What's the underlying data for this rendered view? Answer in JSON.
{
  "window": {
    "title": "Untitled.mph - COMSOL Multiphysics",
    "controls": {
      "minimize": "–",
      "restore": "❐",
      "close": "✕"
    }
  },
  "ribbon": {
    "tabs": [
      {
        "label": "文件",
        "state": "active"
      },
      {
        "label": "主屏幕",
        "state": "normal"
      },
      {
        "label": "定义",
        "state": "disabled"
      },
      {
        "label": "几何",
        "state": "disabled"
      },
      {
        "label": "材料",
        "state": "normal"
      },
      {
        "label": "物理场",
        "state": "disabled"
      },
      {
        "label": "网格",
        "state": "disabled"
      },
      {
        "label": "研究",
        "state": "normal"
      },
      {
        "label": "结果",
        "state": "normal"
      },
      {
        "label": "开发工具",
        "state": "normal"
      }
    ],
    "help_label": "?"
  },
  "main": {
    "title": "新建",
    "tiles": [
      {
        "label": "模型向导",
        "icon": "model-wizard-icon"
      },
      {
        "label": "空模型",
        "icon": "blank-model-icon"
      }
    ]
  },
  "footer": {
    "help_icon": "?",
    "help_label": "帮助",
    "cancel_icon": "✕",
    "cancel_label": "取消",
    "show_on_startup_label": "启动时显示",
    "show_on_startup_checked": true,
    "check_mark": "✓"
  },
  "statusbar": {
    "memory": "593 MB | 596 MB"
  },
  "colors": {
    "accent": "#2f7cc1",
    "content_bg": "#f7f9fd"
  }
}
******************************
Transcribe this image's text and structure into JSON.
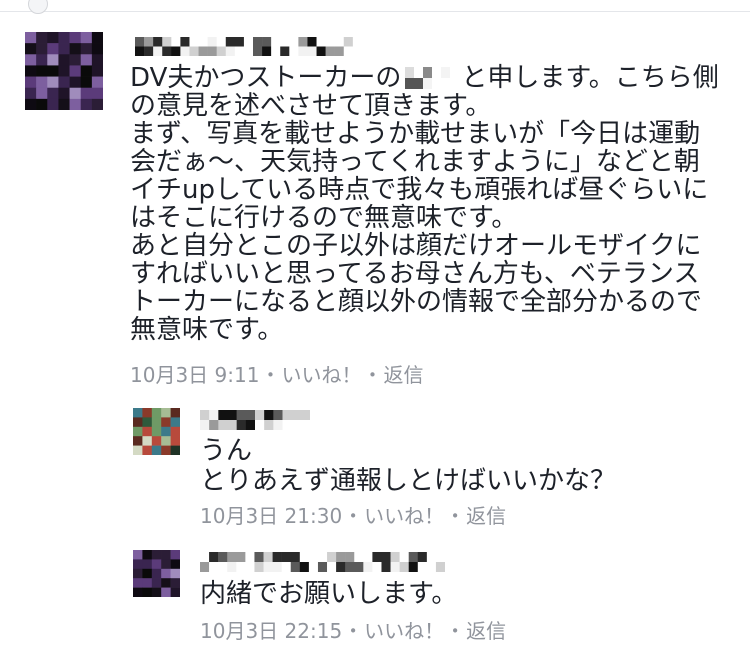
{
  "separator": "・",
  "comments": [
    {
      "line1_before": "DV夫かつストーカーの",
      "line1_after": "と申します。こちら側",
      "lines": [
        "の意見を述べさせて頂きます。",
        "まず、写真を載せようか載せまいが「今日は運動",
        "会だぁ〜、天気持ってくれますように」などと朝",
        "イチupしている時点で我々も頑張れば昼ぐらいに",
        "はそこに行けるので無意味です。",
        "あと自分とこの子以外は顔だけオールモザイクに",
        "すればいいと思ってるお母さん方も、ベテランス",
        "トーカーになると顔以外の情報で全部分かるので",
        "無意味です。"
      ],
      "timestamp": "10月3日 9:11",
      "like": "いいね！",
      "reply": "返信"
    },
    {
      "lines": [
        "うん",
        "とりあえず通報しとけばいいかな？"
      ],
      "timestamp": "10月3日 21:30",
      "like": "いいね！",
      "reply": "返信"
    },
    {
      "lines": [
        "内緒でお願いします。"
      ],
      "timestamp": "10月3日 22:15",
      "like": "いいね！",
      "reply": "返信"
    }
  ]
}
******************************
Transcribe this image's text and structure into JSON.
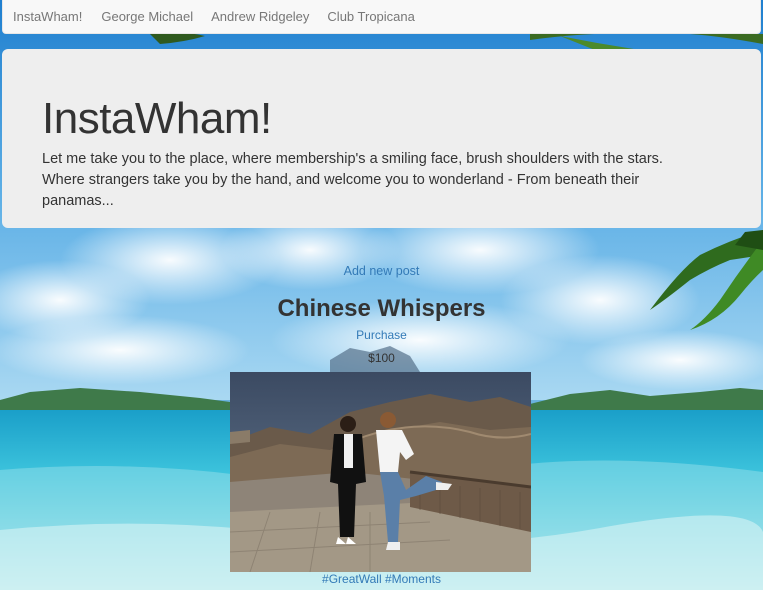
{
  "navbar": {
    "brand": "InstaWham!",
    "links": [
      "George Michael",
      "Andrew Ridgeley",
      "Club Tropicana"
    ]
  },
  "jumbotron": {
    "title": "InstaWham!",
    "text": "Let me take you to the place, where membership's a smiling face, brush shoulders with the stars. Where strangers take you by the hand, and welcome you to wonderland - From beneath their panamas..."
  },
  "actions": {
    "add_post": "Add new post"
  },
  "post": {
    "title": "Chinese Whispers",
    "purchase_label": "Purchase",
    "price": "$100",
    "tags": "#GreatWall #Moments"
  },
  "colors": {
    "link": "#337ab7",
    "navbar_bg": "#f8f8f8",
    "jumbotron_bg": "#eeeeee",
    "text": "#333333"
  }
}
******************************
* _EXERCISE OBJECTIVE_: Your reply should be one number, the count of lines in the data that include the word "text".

* _ANSWER AREA_: 4